o Air National Guard - 701 accessions with a goal of 487; 144 percent

o Air Force Reserve - 829 accessions with a goal of 784; 106 percent

• Attrition. Losses in all reserve components are within acceptable limits.

Detailed information on specific recruiting data can be obtained by contacting the individual military recruiting commands at 502-626-0164 for Army, 210-565-4678 for Air Force, 703-784-9454 for Marine Corps and 901-874-9049 for Navy. The reserve components can be reached at the following numbers: National Guard Bureau 703-607-2586; Army Reserve 404-464-8490; Air Force Reserve 703-697-1761; Navy Reserve 757-322-5652; and Marine Corps Reserve 504-678-6535.

VA Nurse is Veterans' "Bridge" from Active Duty to Veteran

May 17, 2010 - Think "nurse" and you might think of syringes, blood pressure readings and thermometers. Not if you knew Brenda Stidham. She's an example of how the role of a nurse comes in many forms. Throughout her career, she has made headway in clinical research, played a key role in developing an electronic records tool and now works as a vital liaison between military and VA hospitals.

Brenda's current position is one of three VA/DoD Polytrauma rehabilitation nurse liaisons. She is employed by the VA, but her physical workplace is at Walter Reed Army Medical Center in Washington, DC.

She is the nursing "bridge" for OEF/OIF active duty service members and Veterans transitioning from Walter Reed to one of the four VA Polytrauma Rehabilitation Centers, located in Palo Alto, Minneapolis, Tampa and Richmond. On a daily basis, she is responsible for informing families of VA care, answering questions, and making sure the logistical details between medical centers are managed smoothly.

Polytrauma care is a unit for those suffering from more than one severe injury, such as Traumatic Brain Injury and the loss of a leg. It's an intense environment where Veterans and service members are adjusting to their injuries and their new surroundings. With so many changes in their life, patients and their family members are generally apprehensive about a move to a new city and facility.

In order to counteract these fears, Brenda steps in to ease the concerns of men and women injured in combat, as well as their families. She is an information source for any and all questions regarding the medical facility transfer.

"What I enjoy most about my job is the time at the bedside with the Veterans, active duty service members and their families, reassuring them and providing information about the Polytrauma system of care. It can be a very stressful time and they have a lot of questions, but I help keep the transition as calm and smooth as possible."

It may have something to do with her tranquil nature and her small town Kentucky charm that help her keep things unruffled.

Helping the Process by Advancing the System

Another part of her job entails working with VA Polytrauma Centers and Walter Reed to make sure both sides are well-informed and well-prepared for the move.
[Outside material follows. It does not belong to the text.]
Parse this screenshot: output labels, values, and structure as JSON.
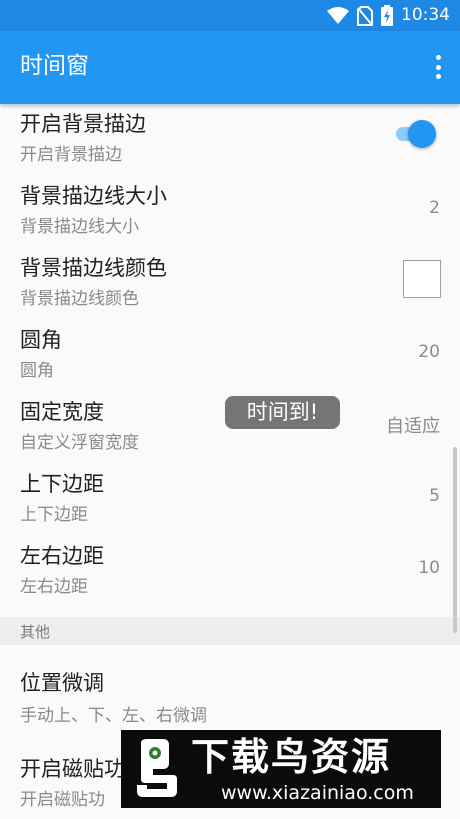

In the four years Brenda has worked in this position, she has helped revolutionize the process of transferring patients between DoD and VA Polytrauma Centers. She was a driving force behind the development of an electronic nursing hand-off tool, an electronic record that provides necessary information for each patient, including the nature of the injuries, symptoms and functional status.
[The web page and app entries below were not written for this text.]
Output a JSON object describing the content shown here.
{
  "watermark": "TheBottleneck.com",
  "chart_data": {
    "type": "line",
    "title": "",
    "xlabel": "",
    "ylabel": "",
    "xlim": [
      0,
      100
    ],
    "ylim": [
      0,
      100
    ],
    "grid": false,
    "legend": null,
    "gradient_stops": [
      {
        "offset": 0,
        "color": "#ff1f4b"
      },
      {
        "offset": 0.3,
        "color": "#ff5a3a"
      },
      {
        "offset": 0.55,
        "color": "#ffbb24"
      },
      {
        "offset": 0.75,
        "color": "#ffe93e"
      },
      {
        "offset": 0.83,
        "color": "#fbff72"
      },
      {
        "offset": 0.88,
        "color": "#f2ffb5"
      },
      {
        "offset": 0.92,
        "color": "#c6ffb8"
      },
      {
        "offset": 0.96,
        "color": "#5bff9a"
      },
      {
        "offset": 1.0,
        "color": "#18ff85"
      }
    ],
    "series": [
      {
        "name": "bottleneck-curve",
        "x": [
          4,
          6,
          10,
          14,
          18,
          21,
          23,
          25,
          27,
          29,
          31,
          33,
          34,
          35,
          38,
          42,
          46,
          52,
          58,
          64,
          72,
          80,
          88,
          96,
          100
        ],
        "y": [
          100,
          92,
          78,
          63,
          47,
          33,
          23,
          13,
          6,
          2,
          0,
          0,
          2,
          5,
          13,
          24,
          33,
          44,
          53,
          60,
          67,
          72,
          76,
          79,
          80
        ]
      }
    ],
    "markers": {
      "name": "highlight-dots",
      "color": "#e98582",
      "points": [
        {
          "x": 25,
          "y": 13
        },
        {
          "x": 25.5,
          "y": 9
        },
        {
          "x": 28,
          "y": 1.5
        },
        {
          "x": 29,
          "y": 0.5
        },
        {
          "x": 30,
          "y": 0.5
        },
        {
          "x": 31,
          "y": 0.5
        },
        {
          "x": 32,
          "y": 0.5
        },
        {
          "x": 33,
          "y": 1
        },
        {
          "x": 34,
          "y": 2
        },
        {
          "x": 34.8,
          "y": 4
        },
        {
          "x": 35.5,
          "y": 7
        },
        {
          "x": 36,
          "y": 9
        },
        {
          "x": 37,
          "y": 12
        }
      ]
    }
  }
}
Her nursing career includes working as a coordinator for clinical research with stroke patients and working on a caregiver study. "I've enjoyed and gained a deeper appreciation for nursing throughout my career. I'm very lucky. The position as liaison has been one of the most challenging and rewarding in my career."

Brenda planned to be a nurse when she was young. She grew up near the Frontier Nursing Service in Kentucky, a family-centered healthcare system and nursing school, and was inspired by the fleet of well-trained nurses. She received her bachelor's degree in nursing at Eastern Kentucky University and a master's degree in public health at the University of Kentucky. She is now working on a doctorate in nursing at the Uniformed Services University of the Health Sciences in Bethesda, MD.
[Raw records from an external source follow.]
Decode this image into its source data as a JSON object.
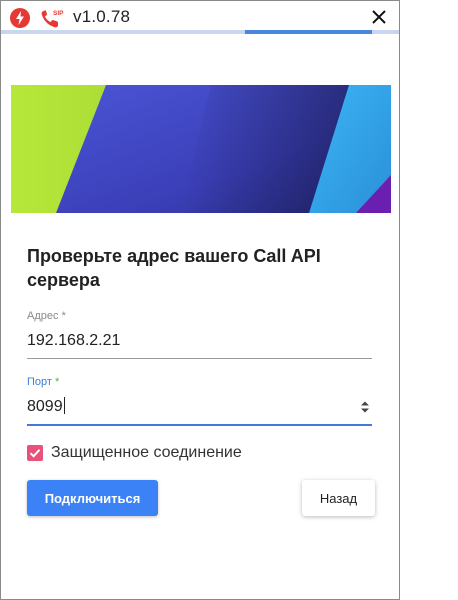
{
  "titlebar": {
    "version": "v1.0.78",
    "sip_badge": "SIP",
    "progress": 0.32
  },
  "form": {
    "heading": "Проверьте адрес вашего Call API сервера",
    "address": {
      "label": "Адрес",
      "required_mark": "*",
      "value": "192.168.2.21"
    },
    "port": {
      "label": "Порт",
      "required_mark": "*",
      "value": "8099"
    },
    "secure": {
      "label": "Защищенное соединение",
      "checked": true
    },
    "connect_label": "Подключиться",
    "back_label": "Назад"
  },
  "colors": {
    "accent": "#3b82f6",
    "focus": "#3b7ddd",
    "checkbox": "#e8527a",
    "danger": "#e53935"
  }
}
"I'm honored to serve in this way. It's a unique role for nurses and it's a unique opportunity to provide needed information and help relieve anxiety in patients and families."